Many small- to mid-sized organizations send Merry Christmas, Happy Hanukkah, or catch-all Season's Greetings cards, quite often simply going along with the personal preferences or habits of the company owner. Others ditch the December dilemma and send Thanksgiving or New Year's cards instead. The brave (or truly conflicted?) send no cards at all. Whatever you do, you're sending some sort of message.
I opt for Thanksgiving cards. This year, I'll admit, I'm intrigued by the idea of Haikus for Humbugs. Funny, but I'm pretty sure it won't catch on with the corporate crowd.
So let's get back to business. Should your organization spend executive brainpower (and salaries) even contemplating something as seemingly superfluous as greeting cards?
Um, have you heard of Black Friday?
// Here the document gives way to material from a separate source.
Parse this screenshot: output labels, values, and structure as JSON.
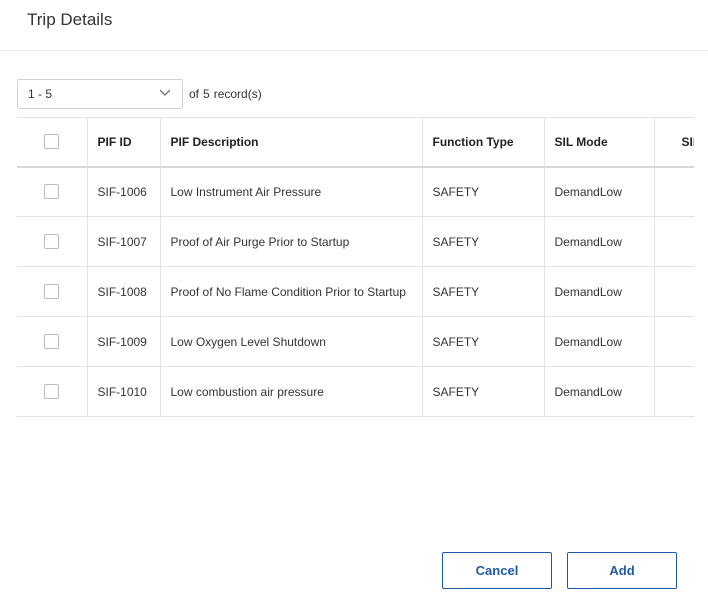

Like it or not, 'tis the season to capitalize on the gift-giving tendencies of ye average shopper. Even if your business isn't affected by retail's seasonal spikes, it's hard to look the other way when a surprising number of businesses are determined to spend every last penny in their budgets before year-end. And while it's nice to demonstrate customer appreciation, there's the environment to consider.
Do corporate greeting cards spur sales? Do you risk losing customers if you don't send cards? What about e-greetings?
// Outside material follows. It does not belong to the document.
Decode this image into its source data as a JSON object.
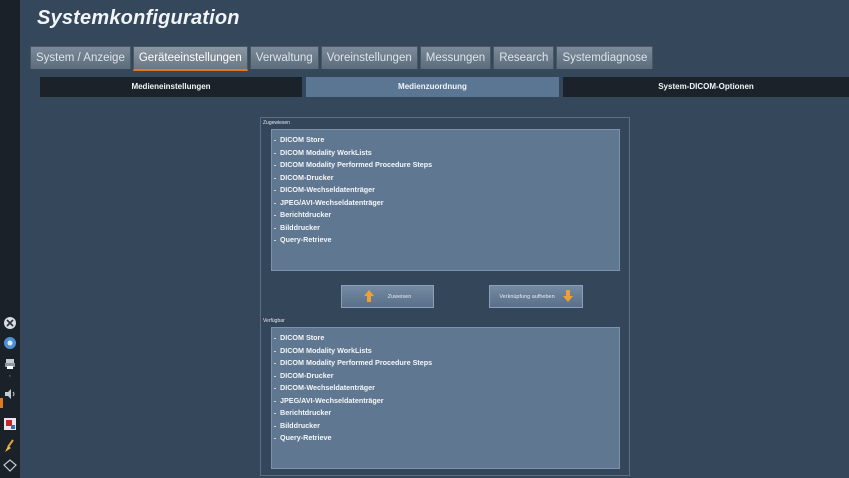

Robert Felber, MAS, and President of Felber & Felber Marketing, says it all comes down to relationships, and those know no season. As he explained earlier this week:
I do not think sending or not sending cards dramatically impacts your return business. Is it a nice touch, yes. Does it burn a lot of energy, paper and postage, absolutely. My real challenge is our large database. If we tried to have a touch with everyone in our database, postage alone would cost thousands. So, many opt for email. Again, the thought is nice, but does lack personalization. I recently saw a holiday email that was addressed to two people in my company, but used an "or" between the names. That was tacky. I cannot imagine anyone keeping score on who sent them a card, but perhaps some people have that kind of time.
I do like the Thanksgiving approach, as it does stand out. In the end, if you enjoy it, have the budget and time, address away. Otherwise, find as personal a way as you can to thank your clients at this time of year and all year long. Tickets to their favorite event, remembering special anniversaries or perhaps a gift certificate to their favorite restaurant would make a welcome gift. Oh, and if you want to send me a card, specify if you are expecting one back!
Sit down with Rob and find marketing at Felber & Felber Marketing. Actually, you won't catch Rob sitting down very often. In addition to running a busy firm, he's a volunteer firefighter and Relay For Life: Twinsburg/Macedonia 2012 Chair. Even when he's on the run, he's quick to return calls - if not greeting cards.